EXCERPTED RECORDS
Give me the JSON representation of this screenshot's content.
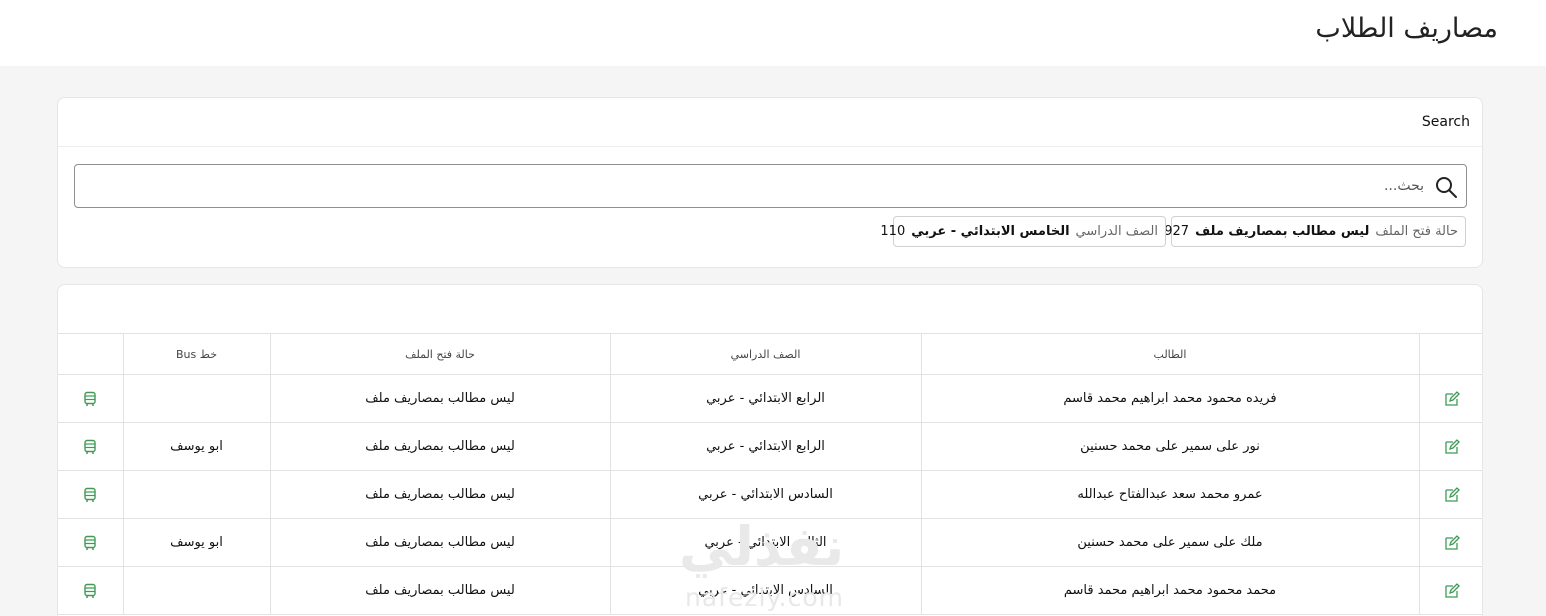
{
  "page": {
    "title": "مصاريف الطلاب"
  },
  "search": {
    "heading": "Search",
    "placeholder": "بحث...",
    "filters": [
      {
        "label": "حالة فتح الملف",
        "value": "ليس مطالب بمصاريف ملف",
        "count": "927"
      },
      {
        "label": "الصف الدراسي",
        "value": "الخامس الابتدائي - عربي",
        "count": "110"
      }
    ]
  },
  "table": {
    "columns": [
      {
        "label": ""
      },
      {
        "label": "الطالب"
      },
      {
        "label": "الصف الدراسي"
      },
      {
        "label": "حالة فتح الملف"
      },
      {
        "label": "خط Bus"
      },
      {
        "label": ""
      }
    ],
    "rows": [
      {
        "student": "فريده محمود محمد ابراهيم محمد قاسم",
        "grade": "الرابع الابتدائي - عربي",
        "file_status": "ليس مطالب بمصاريف ملف",
        "bus_line": ""
      },
      {
        "student": "نور على سمير على محمد حسنين",
        "grade": "الرابع الابتدائي - عربي",
        "file_status": "ليس مطالب بمصاريف ملف",
        "bus_line": "ابو يوسف"
      },
      {
        "student": "عمرو محمد سعد عبدالفتاح عبدالله",
        "grade": "السادس الابتدائي - عربي",
        "file_status": "ليس مطالب بمصاريف ملف",
        "bus_line": ""
      },
      {
        "student": "ملك على سمير على محمد حسنين",
        "grade": "الثالث الابتدائي - عربي",
        "file_status": "ليس مطالب بمصاريف ملف",
        "bus_line": "ابو يوسف"
      },
      {
        "student": "محمد محمود محمد ابراهيم محمد قاسم",
        "grade": "السادس الابتدائي - عربي",
        "file_status": "ليس مطالب بمصاريف ملف",
        "bus_line": ""
      }
    ],
    "icons": {
      "edit": "edit-icon",
      "bus": "bus-icon"
    }
  },
  "watermark": {
    "word": "نفذلي",
    "domain": "nafezly.com"
  },
  "colors": {
    "accent_green": "#3f9a55",
    "background": "#f5f5f5"
  }
}
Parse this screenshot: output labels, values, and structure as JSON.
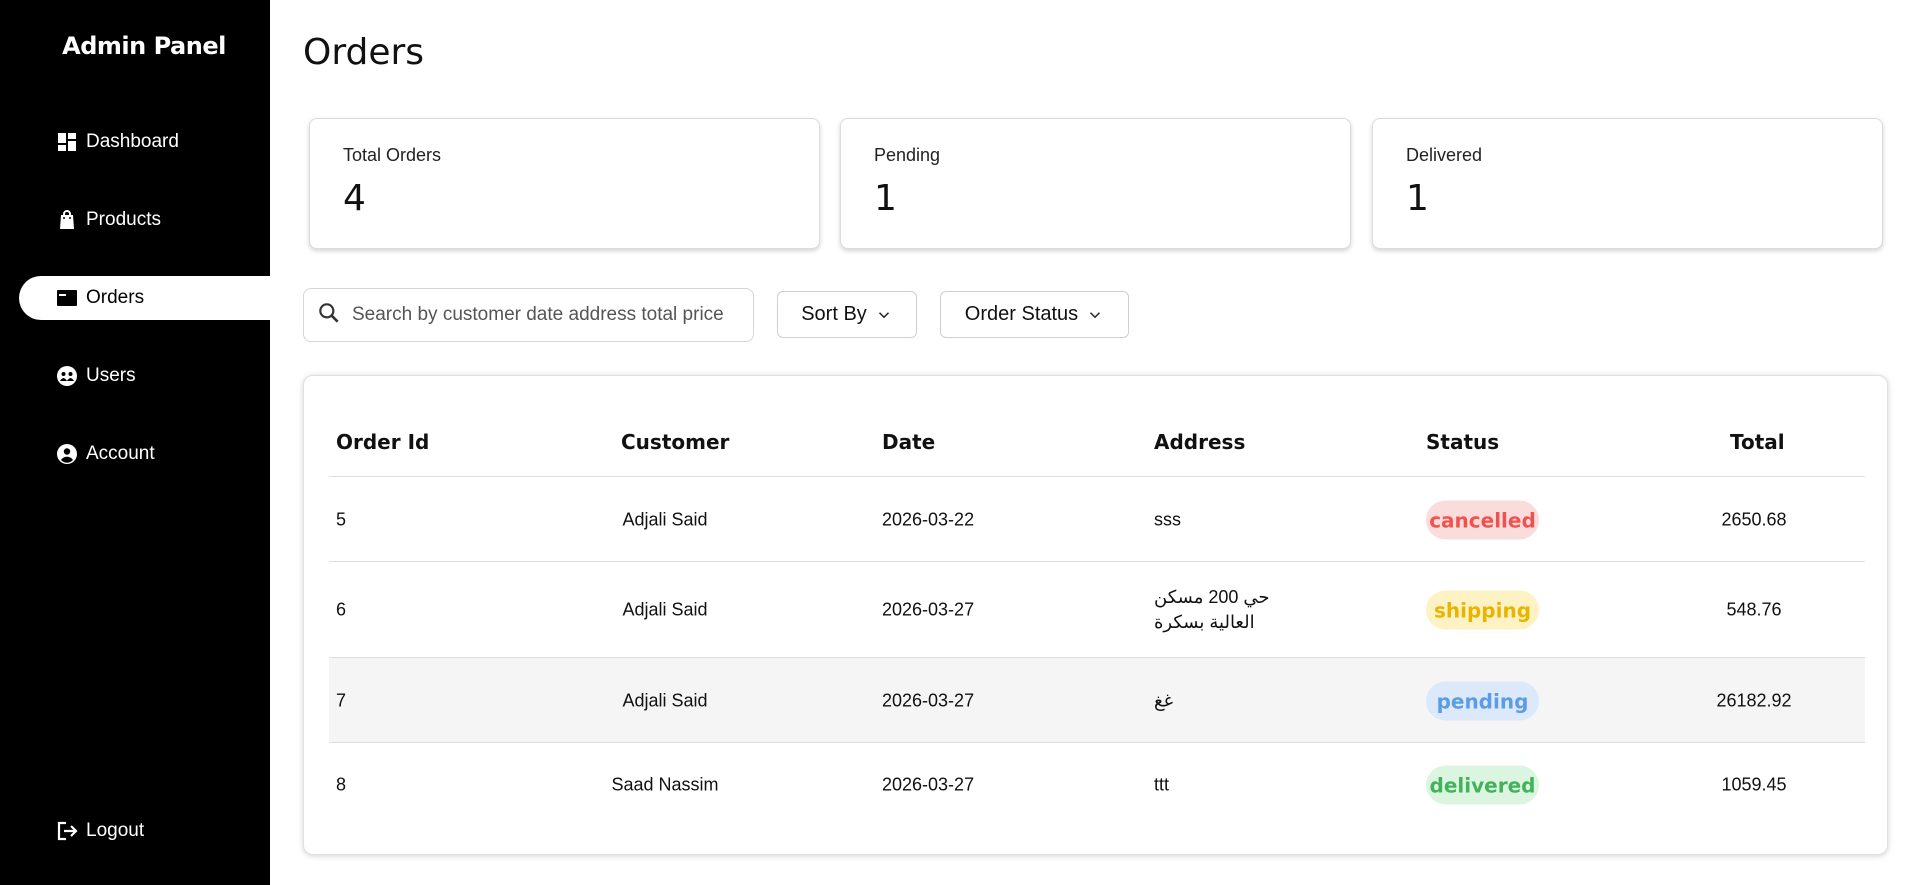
{
  "sidebar": {
    "brand": "Admin Panel",
    "items": [
      {
        "label": "Dashboard",
        "icon": "dashboard-icon"
      },
      {
        "label": "Products",
        "icon": "shopping-bag-icon"
      },
      {
        "label": "Orders",
        "icon": "orders-icon",
        "active": true
      },
      {
        "label": "Users",
        "icon": "users-icon"
      },
      {
        "label": "Account",
        "icon": "account-circle-icon"
      }
    ],
    "logout": {
      "label": "Logout",
      "icon": "logout-icon"
    }
  },
  "page": {
    "title": "Orders"
  },
  "stats": [
    {
      "label": "Total Orders",
      "value": "4"
    },
    {
      "label": "Pending",
      "value": "1"
    },
    {
      "label": "Delivered",
      "value": "1"
    }
  ],
  "filters": {
    "search_placeholder": "Search by customer date address total price",
    "sort_label": "Sort By",
    "status_label": "Order Status"
  },
  "table": {
    "headers": [
      "Order Id",
      "Customer",
      "Date",
      "Address",
      "Status",
      "Total"
    ],
    "rows": [
      {
        "id": "5",
        "customer": "Adjali Said",
        "date": "2026-03-22",
        "address_1": "sss",
        "address_2": "",
        "status": "cancelled",
        "total": "2650.68"
      },
      {
        "id": "6",
        "customer": "Adjali Said",
        "date": "2026-03-27",
        "address_1": "حي 200 مسكن",
        "address_2": "العالية بسكرة",
        "status": "shipping",
        "total": "548.76"
      },
      {
        "id": "7",
        "customer": "Adjali Said",
        "date": "2026-03-27",
        "address_1": "غغ",
        "address_2": "",
        "status": "pending",
        "total": "26182.92"
      },
      {
        "id": "8",
        "customer": "Saad Nassim",
        "date": "2026-03-27",
        "address_1": "ttt",
        "address_2": "",
        "status": "delivered",
        "total": "1059.45"
      }
    ]
  },
  "status_colors": {
    "cancelled": {
      "bg": "#fbdcdc",
      "fg": "#ef5350"
    },
    "shipping": {
      "bg": "#fdf2c4",
      "fg": "#e9b400"
    },
    "pending": {
      "bg": "#dbe9fb",
      "fg": "#5c9ce6"
    },
    "delivered": {
      "bg": "#dcf5e1",
      "fg": "#43b35a"
    }
  }
}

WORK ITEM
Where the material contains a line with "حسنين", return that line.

PROBLEM SOLUTION
        "student": "نور على سمير على محمد حسنين",
        "student": "ملك على سمير على محمد حسنين",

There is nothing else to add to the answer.